William and Kate remember newly-wed days as they return to former haunts
The Duke and Duchess of Cambridge took a trip down memory lane today, visiting old friends in North Wales where they lived after they married.
William and Kate met some of the duke’s former colleagues from when he worked as a search and rescue pilot based at RAF Valley on Anglesey.
The unit has now moved from the island to a new base, HM Coastguard Search and Rescue Caernarfon, on the mainland and is run by Bristow Helicopters, which took over the contract from the military, but still with some of the same crew from William’s time as a helicopter pilot.
William told his old crew that he does miss his old job, which involved flying rescue missions in all kinds of weather and terrain.
Coastguard helicopter winchman Paul Jones and his wife Gemma, were with their son’s, Finlay, 12, and Alex, aged nine, who were much younger the last time Kate and William saw them.
Mr Jones said: “It’s lovely to see him, we worked very closely for three years and then he moved away.
“It was like he’s never been away.”
The royal couple also clambered aboard the Coastguard’s new £30 million Sikorsky S92 helicopter, which replaced Sea King helicopters used during William’s time with the unit.
Both royal visitors sat in the cockpit as they were told about the aircraft’s capabilities and performance during the around 300 or so rescue missions undertaken each year from Caernarfon.
Rich Taylor, a winchman who served with William and met him again today said: “It was great. It was a real honour and privilege. He’s a very nice guy, very engaging, very professional.
“He worked very hard obviously to keep a balance in the world’s he’s within. He was outstanding in his role as a pilot.”
William and Kate also joined a discussion with Coastguard crew members and staff from Wales Air Ambulance, about the mental health challenges that result from working as emergency personnel.
Mr Taylor added: “He’s been involved first hand with some awful situations as anyone who works in this search and rescue or air ambulance will have been, so he knows first hand the effects it can have on people.
“When we worked with William it was a real honour and a privilege and that continues that he’s taken the time out to come and see us and have a look around and catch up again.
“I think like anybody involved in aviation, especially emergency services and support and helping others, it’s a passion, it’s a vocation, so I can understand he does miss it.”

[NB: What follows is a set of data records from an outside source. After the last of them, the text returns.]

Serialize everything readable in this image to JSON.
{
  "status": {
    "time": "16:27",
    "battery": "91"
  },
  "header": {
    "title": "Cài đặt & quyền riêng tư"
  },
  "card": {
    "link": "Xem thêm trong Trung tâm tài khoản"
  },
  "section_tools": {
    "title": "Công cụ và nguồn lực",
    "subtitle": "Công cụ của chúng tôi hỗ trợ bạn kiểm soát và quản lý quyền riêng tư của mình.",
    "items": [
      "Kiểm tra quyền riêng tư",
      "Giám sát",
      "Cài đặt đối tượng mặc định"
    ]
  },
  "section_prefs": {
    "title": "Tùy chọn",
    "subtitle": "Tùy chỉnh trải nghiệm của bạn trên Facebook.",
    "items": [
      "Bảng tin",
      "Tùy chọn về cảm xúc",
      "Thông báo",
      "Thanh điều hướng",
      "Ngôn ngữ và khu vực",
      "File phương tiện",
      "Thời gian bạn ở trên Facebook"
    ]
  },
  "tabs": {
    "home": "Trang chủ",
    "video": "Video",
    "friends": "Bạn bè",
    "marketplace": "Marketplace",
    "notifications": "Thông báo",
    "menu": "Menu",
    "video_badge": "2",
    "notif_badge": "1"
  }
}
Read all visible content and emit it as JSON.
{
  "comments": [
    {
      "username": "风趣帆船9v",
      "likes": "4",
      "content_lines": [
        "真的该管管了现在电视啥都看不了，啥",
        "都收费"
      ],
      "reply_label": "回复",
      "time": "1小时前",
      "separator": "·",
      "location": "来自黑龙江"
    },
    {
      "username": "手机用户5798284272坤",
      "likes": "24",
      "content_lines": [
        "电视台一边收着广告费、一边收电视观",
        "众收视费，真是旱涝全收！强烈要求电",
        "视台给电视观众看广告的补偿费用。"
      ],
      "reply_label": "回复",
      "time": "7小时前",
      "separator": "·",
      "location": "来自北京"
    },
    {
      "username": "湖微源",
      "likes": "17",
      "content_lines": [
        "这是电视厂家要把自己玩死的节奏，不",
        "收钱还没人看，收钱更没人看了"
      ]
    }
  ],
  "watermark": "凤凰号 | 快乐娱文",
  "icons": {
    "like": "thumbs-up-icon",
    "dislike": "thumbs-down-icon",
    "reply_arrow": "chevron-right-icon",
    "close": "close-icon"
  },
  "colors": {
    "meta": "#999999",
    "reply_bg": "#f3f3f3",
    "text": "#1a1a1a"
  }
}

William and Kate spent around 90 minutes at the base before shaking hands and saying goodbyes as they travelled to their next stop on the royal visit at Halen Mon Anglesey Sea Salt, a local business on Anglesey.